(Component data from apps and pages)

Content starts

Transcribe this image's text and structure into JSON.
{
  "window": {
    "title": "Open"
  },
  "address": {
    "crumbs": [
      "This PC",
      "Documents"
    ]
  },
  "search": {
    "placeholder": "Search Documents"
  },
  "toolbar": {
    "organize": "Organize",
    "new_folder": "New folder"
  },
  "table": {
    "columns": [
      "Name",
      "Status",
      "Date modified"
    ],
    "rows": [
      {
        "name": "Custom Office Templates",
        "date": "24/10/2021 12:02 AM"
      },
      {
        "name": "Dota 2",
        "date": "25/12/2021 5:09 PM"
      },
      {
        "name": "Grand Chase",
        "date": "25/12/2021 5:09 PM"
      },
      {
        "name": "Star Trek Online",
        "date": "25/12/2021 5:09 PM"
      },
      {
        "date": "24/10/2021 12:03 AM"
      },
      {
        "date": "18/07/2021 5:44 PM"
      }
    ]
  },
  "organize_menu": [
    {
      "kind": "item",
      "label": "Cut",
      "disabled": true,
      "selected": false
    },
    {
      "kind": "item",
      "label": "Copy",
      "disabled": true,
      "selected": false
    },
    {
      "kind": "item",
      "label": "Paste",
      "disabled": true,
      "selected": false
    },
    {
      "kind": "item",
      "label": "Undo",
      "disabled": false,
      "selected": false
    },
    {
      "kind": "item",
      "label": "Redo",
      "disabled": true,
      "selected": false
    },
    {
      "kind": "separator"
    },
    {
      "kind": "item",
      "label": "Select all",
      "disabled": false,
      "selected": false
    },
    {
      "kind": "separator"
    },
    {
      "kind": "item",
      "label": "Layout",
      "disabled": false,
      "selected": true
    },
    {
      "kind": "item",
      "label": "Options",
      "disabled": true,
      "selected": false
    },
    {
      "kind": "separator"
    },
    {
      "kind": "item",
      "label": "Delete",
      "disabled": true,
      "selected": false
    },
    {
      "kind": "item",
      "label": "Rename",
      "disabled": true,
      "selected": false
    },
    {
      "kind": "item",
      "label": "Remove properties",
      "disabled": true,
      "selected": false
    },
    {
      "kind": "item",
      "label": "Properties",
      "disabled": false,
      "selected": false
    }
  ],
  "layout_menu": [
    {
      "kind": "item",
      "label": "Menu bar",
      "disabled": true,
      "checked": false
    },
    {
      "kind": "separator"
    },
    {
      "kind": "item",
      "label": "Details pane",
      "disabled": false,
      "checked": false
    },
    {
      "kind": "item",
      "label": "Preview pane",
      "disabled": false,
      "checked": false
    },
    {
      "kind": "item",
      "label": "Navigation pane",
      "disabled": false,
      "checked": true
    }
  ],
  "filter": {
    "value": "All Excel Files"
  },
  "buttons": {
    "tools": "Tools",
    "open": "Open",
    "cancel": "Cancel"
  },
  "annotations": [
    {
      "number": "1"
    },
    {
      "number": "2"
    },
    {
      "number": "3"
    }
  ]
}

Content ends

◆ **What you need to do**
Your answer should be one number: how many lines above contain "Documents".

◆ **The answer**
2